I THOUGHT I couldn’t be bothered to write any more about the wickedness perpetrated over the past few years in the name of a largely non-lethal illness which chooses its victims in line with the normal mortality curve. As evidence indicting both the inhumanity inflicted in the guise of ‘public health’ measures and the dangers of the coerced medications piles ever higher, while politicians and medical establishment chant ‘Earlier and harsher, earlier and harsher!’ and look the other way, I wonder how even genuine scientists (you know, the ones who say consensus cannot be science) have the heart to go on quoting facts and figures into deaf ears.
Then Professor David Halpern, chief executive of the government nudge unit, appeared before the Covid Inquiry, glorying in the shameless bullying orchestrated by his team to bring a Covid-fearing public to heel, and I cracked. You’d have thought he might have been just a little apologetic, at least towards the people whose lives and livelihoods have been devastated by masks, isolation and jabbing, if not for the economic consequences of lockdown. But no: when the next emergency hits, he predicts (and, according to another doom-saying professor, where pandemics are concerned you ain’t seen nothing yet), our faces will feel naked, our well-trained mask-donning muscles will flex instantly into action, and we’ll lock our doors automatically against the fumes of noxious humanity.
Is it morally justifiable to ‘nudge’ people into the kind of senseless panic we have witnessed over the past few years? Well, says Professor Halpern, ‘There are times when you have to cut through . . . particularly if you think people are wrongly calibrated.’
Hmm. ‘Wrongly calibrated.’ That’s a new one to me. Checking with the dictionary, I see that, as I assumed, ‘calibrate’ means to determine or rectify the graduation of ‘an instrument which gives quantitative measurements’. Seems a funny word to apply to a human being: ‘an instrument that gives quantitative measurements’. And there was I, thinking we were something just a little more organic than, say, a thermometer: perhaps living beings endowed with conscience and even (dare I say it?) a soul.
Professor Halpern’s moral compass is wrongly calibrated, if he is unable to see that there are no circumstances in which it is acceptable to terrify human beings into docility. Covid did not merit terrorisation since its dangers were hugely exaggerated. In the case of a genuine pandemic, one which kills large numbers of young and healthy people, rather than spreading in waves of non-lethal and frequently symptomless infection among the bulk of the population, terrorisation would not be necessary. You wouldn’t catch me, for instance, strolling around unnecessarily in streets stalked by the Black Death.
I suppose a person must have a pretty low opinion of human beings, and a pretty high opinion of himself, if he thinks himself fit to ‘recalibrate’ his fellow men and women without their informed consent. He must also have great faith in the intelligence and integrity of those he is providing with ‘frictionless access to behavioural expertise’. It is one thing to collaborate with willing individuals, using this kind of programming to change habits which they themselves find distressing, and quite another to make your ‘behavioural expertise’ available to governments which are self-confessedly ‘in the business of influencing behaviour’ without the knowledge of those being subjected to treatment.

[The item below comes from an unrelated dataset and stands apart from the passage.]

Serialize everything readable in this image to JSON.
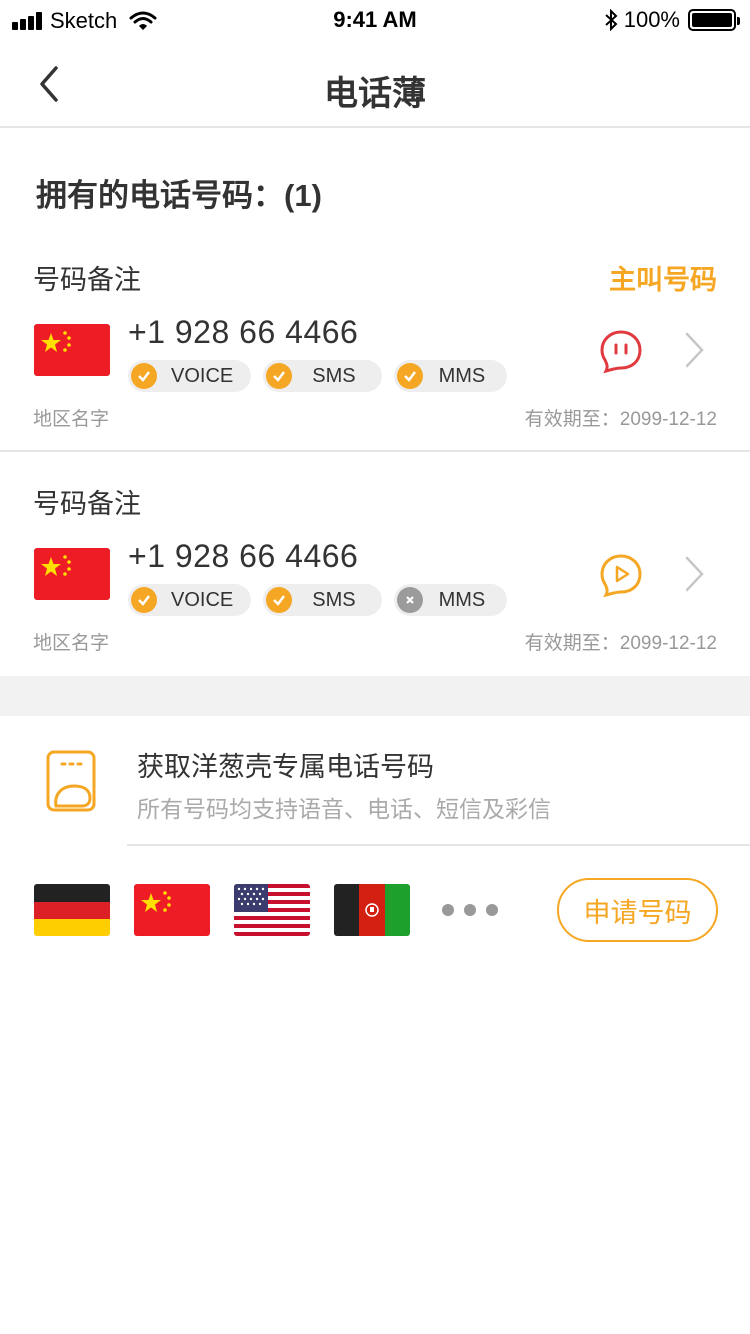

It is depressing to think that Professor Halpern may be right in the opinions he voiced to the Daily Telegraph recently: that the majority of the public has been caught in a ‘quasi-evolutionary’ ‘habit loop’ which will ensure ready obedience should the pandemic switch once again be activated. ‘They might protest,’ says the professor complacently, but once the muscles of compliance have been trained and exercised, ‘they’re more likely to be reused again’.
One can only hope that sufficient numbers of us have trained a different set of muscles, and have formed defensive habits of questioning and critical thinking, rather than being triggered by ‘earworm slogans’ and ‘visual prompts’ into knee-jerk reactions; that enough of us are able to respond to the nudge unit’s insidious manipulation in the opposite way to that envisaged by those who so confidently predict our submission.
Hamlet says it best: ‘Why, look you now, how unworthy a thing you make of me! You would play upon me; you would seem to know my stops; you would pluck out the heart of my mystery; you would sound me from my lowest note to the top of my compass . . . ’Sblood, do you think I am easier to be played on than a pipe? Call me what instrument you will, though you can fret me, yet you cannot play upon me.’
We are not ‘wrongly calibrated’ instruments, requiring readjustment. We are thinking people, with the right to rely upon our own ‘most sovereign reason’ in exercising our judgement and reaching our conclusions. When Professor Halpern and his team of ‘influencers’ offer their ‘behavioural expertise’ in the service of governments, in order to induce the subjugation of the public to ill-chosen, controversial and inhumane policies, they are guilty of trespassing on morally forbidden territory.